____ EXCERPTED DATA
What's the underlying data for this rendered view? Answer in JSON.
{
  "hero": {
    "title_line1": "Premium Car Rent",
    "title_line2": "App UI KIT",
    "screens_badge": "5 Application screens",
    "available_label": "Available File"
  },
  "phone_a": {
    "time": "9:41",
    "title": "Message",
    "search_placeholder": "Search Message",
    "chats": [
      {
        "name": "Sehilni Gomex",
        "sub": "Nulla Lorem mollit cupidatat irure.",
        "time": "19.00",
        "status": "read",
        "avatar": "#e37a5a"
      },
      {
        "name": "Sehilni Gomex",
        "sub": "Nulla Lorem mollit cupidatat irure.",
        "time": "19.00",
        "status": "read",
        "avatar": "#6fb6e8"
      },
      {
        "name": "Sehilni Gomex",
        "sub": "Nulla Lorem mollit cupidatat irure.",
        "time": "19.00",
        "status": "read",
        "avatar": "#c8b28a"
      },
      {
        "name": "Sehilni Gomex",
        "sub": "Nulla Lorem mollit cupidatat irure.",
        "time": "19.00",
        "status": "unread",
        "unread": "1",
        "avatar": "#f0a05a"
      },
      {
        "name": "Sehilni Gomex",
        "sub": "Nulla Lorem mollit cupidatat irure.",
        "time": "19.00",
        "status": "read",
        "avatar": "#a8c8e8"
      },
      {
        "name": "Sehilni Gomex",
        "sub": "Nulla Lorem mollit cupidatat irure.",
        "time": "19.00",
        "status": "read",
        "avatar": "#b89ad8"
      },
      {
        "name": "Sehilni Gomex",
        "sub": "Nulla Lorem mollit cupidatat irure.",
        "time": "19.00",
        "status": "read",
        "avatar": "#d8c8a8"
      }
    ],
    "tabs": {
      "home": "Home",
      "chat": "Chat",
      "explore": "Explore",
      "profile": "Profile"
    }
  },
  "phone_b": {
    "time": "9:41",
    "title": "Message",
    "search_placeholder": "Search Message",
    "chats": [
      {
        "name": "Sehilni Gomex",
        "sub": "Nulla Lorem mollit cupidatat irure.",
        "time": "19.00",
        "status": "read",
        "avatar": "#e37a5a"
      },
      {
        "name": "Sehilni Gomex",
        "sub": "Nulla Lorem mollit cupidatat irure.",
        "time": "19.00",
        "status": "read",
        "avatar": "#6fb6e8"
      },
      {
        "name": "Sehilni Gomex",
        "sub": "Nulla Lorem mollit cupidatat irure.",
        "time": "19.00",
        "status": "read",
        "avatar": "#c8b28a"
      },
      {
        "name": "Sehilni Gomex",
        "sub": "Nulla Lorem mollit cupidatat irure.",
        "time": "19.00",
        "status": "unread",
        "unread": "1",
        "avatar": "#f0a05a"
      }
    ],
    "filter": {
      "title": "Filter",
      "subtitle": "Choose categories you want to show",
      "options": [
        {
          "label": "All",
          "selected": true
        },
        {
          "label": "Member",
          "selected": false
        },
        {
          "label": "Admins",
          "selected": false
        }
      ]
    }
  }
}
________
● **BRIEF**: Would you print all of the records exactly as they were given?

● **WRITTEN SOLUTION**:
What's the underlying data for this rendered view? Answer in JSON.
{
  "hero": {
    "title_line1": "Premium Car Rent",
    "title_line2": "App UI KIT",
    "screens_badge": "5 Application screens",
    "available_label": "Available File"
  },
  "phone_a": {
    "time": "9:41",
    "title": "Message",
    "search_placeholder": "Search Message",
    "chats": [
      {
        "name": "Sehilni Gomex",
        "sub": "Nulla Lorem mollit cupidatat irure.",
        "time": "19.00",
        "status": "read",
        "avatar": "#e37a5a"
      },
      {
        "name": "Sehilni Gomex",
        "sub": "Nulla Lorem mollit cupidatat irure.",
        "time": "19.00",
        "status": "read",
        "avatar": "#6fb6e8"
      },
      {
        "name": "Sehilni Gomex",
        "sub": "Nulla Lorem mollit cupidatat irure.",
        "time": "19.00",
        "status": "read",
        "avatar": "#c8b28a"
      },
      {
        "name": "Sehilni Gomex",
        "sub": "Nulla Lorem mollit cupidatat irure.",
        "time": "19.00",
        "status": "unread",
        "unread": "1",
        "avatar": "#f0a05a"
      },
      {
        "name": "Sehilni Gomex",
        "sub": "Nulla Lorem mollit cupidatat irure.",
        "time": "19.00",
        "status": "read",
        "avatar": "#a8c8e8"
      },
      {
        "name": "Sehilni Gomex",
        "sub": "Nulla Lorem mollit cupidatat irure.",
        "time": "19.00",
        "status": "read",
        "avatar": "#b89ad8"
      },
      {
        "name": "Sehilni Gomex",
        "sub": "Nulla Lorem mollit cupidatat irure.",
        "time": "19.00",
        "status": "read",
        "avatar": "#d8c8a8"
      }
    ],
    "tabs": {
      "home": "Home",
      "chat": "Chat",
      "explore": "Explore",
      "profile": "Profile"
    }
  },
  "phone_b": {
    "time": "9:41",
    "title": "Message",
    "search_placeholder": "Search Message",
    "chats": [
      {
        "name": "Sehilni Gomex",
        "sub": "Nulla Lorem mollit cupidatat irure.",
        "time": "19.00",
        "status": "read",
        "avatar": "#e37a5a"
      },
      {
        "name": "Sehilni Gomex",
        "sub": "Nulla Lorem mollit cupidatat irure.",
        "time": "19.00",
        "status": "read",
        "avatar": "#6fb6e8"
      },
      {
        "name": "Sehilni Gomex",
        "sub": "Nulla Lorem mollit cupidatat irure.",
        "time": "19.00",
        "status": "read",
        "avatar": "#c8b28a"
      },
      {
        "name": "Sehilni Gomex",
        "sub": "Nulla Lorem mollit cupidatat irure.",
        "time": "19.00",
        "status": "unread",
        "unread": "1",
        "avatar": "#f0a05a"
      }
    ],
    "filter": {
      "title": "Filter",
      "subtitle": "Choose categories you want to show",
      "options": [
        {
          "label": "All",
          "selected": true
        },
        {
          "label": "Member",
          "selected": false
        },
        {
          "label": "Admins",
          "selected": false
        }
      ]
    }
  }
}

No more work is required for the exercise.